*Data shown:*

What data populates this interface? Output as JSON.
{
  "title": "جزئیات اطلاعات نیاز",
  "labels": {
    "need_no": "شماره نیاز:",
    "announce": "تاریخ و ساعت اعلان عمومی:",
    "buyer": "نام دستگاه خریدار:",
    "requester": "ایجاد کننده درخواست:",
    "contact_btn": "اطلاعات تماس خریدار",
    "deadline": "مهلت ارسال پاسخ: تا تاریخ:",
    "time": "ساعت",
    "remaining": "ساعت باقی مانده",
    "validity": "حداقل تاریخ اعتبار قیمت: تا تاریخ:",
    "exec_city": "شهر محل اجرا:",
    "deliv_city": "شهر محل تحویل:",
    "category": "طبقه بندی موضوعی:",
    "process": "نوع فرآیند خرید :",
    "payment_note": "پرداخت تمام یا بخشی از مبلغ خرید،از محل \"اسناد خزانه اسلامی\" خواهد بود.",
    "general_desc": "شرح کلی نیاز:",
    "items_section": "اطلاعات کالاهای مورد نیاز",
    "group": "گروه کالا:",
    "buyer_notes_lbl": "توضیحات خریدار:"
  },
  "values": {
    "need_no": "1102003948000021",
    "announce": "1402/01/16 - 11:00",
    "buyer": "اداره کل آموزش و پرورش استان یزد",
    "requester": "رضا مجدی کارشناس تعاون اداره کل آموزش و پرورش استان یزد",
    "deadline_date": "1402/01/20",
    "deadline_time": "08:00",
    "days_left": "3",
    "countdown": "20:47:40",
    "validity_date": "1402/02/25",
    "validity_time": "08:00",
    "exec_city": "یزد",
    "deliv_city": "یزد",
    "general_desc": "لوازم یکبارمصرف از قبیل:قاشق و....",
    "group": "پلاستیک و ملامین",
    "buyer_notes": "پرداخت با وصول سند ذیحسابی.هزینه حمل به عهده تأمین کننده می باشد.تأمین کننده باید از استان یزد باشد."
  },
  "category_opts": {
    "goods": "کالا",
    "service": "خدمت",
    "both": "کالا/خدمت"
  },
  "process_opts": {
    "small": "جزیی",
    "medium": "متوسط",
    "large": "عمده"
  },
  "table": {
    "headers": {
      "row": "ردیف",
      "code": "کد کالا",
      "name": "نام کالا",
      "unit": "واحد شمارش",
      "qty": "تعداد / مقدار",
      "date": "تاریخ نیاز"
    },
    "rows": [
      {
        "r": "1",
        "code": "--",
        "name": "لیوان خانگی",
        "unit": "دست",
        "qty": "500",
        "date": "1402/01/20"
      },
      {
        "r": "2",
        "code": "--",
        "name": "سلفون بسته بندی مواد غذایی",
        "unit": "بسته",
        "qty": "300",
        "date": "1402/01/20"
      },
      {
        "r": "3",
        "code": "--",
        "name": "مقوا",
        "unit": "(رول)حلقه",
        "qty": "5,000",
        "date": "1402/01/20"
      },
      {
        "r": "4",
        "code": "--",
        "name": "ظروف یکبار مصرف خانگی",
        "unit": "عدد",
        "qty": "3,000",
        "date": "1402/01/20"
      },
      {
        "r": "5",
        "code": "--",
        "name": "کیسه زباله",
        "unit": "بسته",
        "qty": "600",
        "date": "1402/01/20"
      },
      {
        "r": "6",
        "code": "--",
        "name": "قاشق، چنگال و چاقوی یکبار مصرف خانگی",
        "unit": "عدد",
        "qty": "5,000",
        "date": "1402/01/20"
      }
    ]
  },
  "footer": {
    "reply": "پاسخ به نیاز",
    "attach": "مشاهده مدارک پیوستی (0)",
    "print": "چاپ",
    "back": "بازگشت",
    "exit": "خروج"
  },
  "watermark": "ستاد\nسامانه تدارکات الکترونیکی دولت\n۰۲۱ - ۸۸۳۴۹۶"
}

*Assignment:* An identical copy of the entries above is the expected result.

*Written response:*
What data populates this interface? Output as JSON.
{
  "title": "جزئیات اطلاعات نیاز",
  "labels": {
    "need_no": "شماره نیاز:",
    "announce": "تاریخ و ساعت اعلان عمومی:",
    "buyer": "نام دستگاه خریدار:",
    "requester": "ایجاد کننده درخواست:",
    "contact_btn": "اطلاعات تماس خریدار",
    "deadline": "مهلت ارسال پاسخ: تا تاریخ:",
    "time": "ساعت",
    "remaining": "ساعت باقی مانده",
    "validity": "حداقل تاریخ اعتبار قیمت: تا تاریخ:",
    "exec_city": "شهر محل اجرا:",
    "deliv_city": "شهر محل تحویل:",
    "category": "طبقه بندی موضوعی:",
    "process": "نوع فرآیند خرید :",
    "payment_note": "پرداخت تمام یا بخشی از مبلغ خرید،از محل \"اسناد خزانه اسلامی\" خواهد بود.",
    "general_desc": "شرح کلی نیاز:",
    "items_section": "اطلاعات کالاهای مورد نیاز",
    "group": "گروه کالا:",
    "buyer_notes_lbl": "توضیحات خریدار:"
  },
  "values": {
    "need_no": "1102003948000021",
    "announce": "1402/01/16 - 11:00",
    "buyer": "اداره کل آموزش و پرورش استان یزد",
    "requester": "رضا مجدی کارشناس تعاون اداره کل آموزش و پرورش استان یزد",
    "deadline_date": "1402/01/20",
    "deadline_time": "08:00",
    "days_left": "3",
    "countdown": "20:47:40",
    "validity_date": "1402/02/25",
    "validity_time": "08:00",
    "exec_city": "یزد",
    "deliv_city": "یزد",
    "general_desc": "لوازم یکبارمصرف از قبیل:قاشق و....",
    "group": "پلاستیک و ملامین",
    "buyer_notes": "پرداخت با وصول سند ذیحسابی.هزینه حمل به عهده تأمین کننده می باشد.تأمین کننده باید از استان یزد باشد."
  },
  "category_opts": {
    "goods": "کالا",
    "service": "خدمت",
    "both": "کالا/خدمت"
  },
  "process_opts": {
    "small": "جزیی",
    "medium": "متوسط",
    "large": "عمده"
  },
  "table": {
    "headers": {
      "row": "ردیف",
      "code": "کد کالا",
      "name": "نام کالا",
      "unit": "واحد شمارش",
      "qty": "تعداد / مقدار",
      "date": "تاریخ نیاز"
    },
    "rows": [
      {
        "r": "1",
        "code": "--",
        "name": "لیوان خانگی",
        "unit": "دست",
        "qty": "500",
        "date": "1402/01/20"
      },
      {
        "r": "2",
        "code": "--",
        "name": "سلفون بسته بندی مواد غذایی",
        "unit": "بسته",
        "qty": "300",
        "date": "1402/01/20"
      },
      {
        "r": "3",
        "code": "--",
        "name": "مقوا",
        "unit": "(رول)حلقه",
        "qty": "5,000",
        "date": "1402/01/20"
      },
      {
        "r": "4",
        "code": "--",
        "name": "ظروف یکبار مصرف خانگی",
        "unit": "عدد",
        "qty": "3,000",
        "date": "1402/01/20"
      },
      {
        "r": "5",
        "code": "--",
        "name": "کیسه زباله",
        "unit": "بسته",
        "qty": "600",
        "date": "1402/01/20"
      },
      {
        "r": "6",
        "code": "--",
        "name": "قاشق، چنگال و چاقوی یکبار مصرف خانگی",
        "unit": "عدد",
        "qty": "5,000",
        "date": "1402/01/20"
      }
    ]
  },
  "footer": {
    "reply": "پاسخ به نیاز",
    "attach": "مشاهده مدارک پیوستی (0)",
    "print": "چاپ",
    "back": "بازگشت",
    "exit": "خروج"
  },
  "watermark": "ستاد\nسامانه تدارکات الکترونیکی دولت\n۰۲۱ - ۸۸۳۴۹۶"
}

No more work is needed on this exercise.